Dr. Aaron Best of the Hope College biology faculty notes that E. coli doesn’t necessarily need to be such a worry. There are more than 6,000 strains worldwide, many not associated with potential illness.
“Water quality monitoring methods often focus on E. coli as an indicator of fecal contamination, but Escherichia can exist in the environment independent of having originated with a host and have no relation to such contamination,” said Best, who holds the college’s Harrison C. and Mary L. Visscher Endowed Professorship in Genetics.
The trick is to know which is which, and that’s where an ongoing research project at Hope focused on the Macatawa watershed comes in. It’s work that’s newly supported by a three-year, $775,316 grant to Best from the National Science Foundation (NSF) for the first study of its type anywhere in the world: a comprehensive chronicling of multiple strains of E. coli that occur in non-host-associated environments. More, the researchers are also going to collect data on the other microbes found alongside the E. coli strains, to see if the relationships between them matter.
“There could in fact be better organisms to monitor to indicate if there’s a problem,” Best said. “The end goal would be to come up with a diagnostic that says, ‘If you find these organisms together in a relatively high abundance, then there could be risks with respect to recreational contact with the water,’ as opposed to ‘If you find these other organisms together, there’s no need for concern.’”
That sort of tool is still some years off. In the meantime, Hope researchers are engaged in what Best notes is the first large-scale effort to develop an extensive data set of the variety of E. coli strains found in an ecosystem and the potential for genetic exchange among them.

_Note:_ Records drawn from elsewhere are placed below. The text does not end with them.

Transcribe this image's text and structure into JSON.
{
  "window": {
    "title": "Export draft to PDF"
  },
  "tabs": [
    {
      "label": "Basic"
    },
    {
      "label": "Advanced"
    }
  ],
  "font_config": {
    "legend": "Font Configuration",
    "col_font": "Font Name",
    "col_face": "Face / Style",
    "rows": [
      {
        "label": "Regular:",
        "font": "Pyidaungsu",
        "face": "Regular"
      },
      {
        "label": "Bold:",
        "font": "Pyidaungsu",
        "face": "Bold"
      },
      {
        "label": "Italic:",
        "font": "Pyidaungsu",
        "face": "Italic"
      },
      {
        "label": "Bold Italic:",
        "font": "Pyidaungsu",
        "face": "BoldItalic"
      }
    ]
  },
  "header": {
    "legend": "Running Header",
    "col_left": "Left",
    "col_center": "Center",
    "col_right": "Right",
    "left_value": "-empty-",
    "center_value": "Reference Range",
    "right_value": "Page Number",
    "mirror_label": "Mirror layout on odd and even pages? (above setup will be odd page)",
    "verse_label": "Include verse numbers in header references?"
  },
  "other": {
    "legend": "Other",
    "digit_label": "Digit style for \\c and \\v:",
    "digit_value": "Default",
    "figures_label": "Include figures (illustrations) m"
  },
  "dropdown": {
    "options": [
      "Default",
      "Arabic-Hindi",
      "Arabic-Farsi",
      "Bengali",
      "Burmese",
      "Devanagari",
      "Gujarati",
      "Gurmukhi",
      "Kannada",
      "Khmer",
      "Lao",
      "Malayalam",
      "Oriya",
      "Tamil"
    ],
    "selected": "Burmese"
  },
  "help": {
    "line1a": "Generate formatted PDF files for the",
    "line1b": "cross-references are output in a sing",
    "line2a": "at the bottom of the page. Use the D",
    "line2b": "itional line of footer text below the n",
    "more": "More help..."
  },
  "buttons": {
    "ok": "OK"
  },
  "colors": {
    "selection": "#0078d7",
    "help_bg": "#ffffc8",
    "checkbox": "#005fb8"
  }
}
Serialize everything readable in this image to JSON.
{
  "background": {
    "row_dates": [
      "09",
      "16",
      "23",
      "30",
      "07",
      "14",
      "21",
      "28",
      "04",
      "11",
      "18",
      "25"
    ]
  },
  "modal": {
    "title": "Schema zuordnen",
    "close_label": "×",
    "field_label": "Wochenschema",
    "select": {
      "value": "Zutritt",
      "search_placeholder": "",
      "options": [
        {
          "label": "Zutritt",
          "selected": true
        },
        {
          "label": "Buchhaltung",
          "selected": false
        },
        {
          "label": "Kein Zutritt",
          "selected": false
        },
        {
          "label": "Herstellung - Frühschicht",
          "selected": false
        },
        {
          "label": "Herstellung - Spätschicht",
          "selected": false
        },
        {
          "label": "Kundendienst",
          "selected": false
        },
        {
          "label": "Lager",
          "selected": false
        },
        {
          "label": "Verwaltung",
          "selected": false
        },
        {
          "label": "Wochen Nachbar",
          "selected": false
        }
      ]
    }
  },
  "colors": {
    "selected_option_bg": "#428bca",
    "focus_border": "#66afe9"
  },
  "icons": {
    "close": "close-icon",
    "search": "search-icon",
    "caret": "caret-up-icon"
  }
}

“Even though E. coli is the best-studied organism on the planet, much of that study has been on laboratory strains—and strains that have been associated with hosts such as humans and subsequent illness,” Best said. “There’s been relatively little examination of strains in non-host environments such as the Macatawa watershed. A very limited set of these environmental genomes exist in public databases, yet thousands of Escherichia genomes from clinical, commensal and host-associated sources are available.”
In addition to Best, the interdisciplinary project’s research team includes faculty members Dr. Matthew DeJongh (computer science), Dr. Michael Pikaart (chemistry) and Dr. Stephen Scogin (biology and education), as well as multiple students. Best estimates that the project will add more than 750 new genome sequences to the public databases, usable by researchers around the world, from distinct strains of E. coli present throughout the Macatawa watershed. It’s a process that is already well underway, thanks to the college’s freshman-level “Day 1: Watershed” program and upper-level microbiology course, whose students have been collecting samples and analyzing data along with peers conducting research outside of class.
“Essentially, all the preliminary data that I shared in applying for the grant came from classroom-based laboratories,” Best said. “I’m pretty excited about that particular opportunity for our students as well: the fact that the work is fully embedded in classes and engages students in cutting-edge scientific research while providing a unique data set that isn’t available anywhere else.”
Best noted that the active involvement of students in courses allows much more extensive sample collection than would otherwise be possible, as will the collection of samples across years.
He notes that the results thus far have been intriguing. For example, some of the local E. coli strains have proven more similar to strains found elsewhere in the world than to different strains within the Macatawa watershed, even though the watershed strains share a relatively similar environment.
Why? That’s one of the questions still awaiting answers.
“There’s so much left to understand,” Best said. “That’s at the heart of the grant.”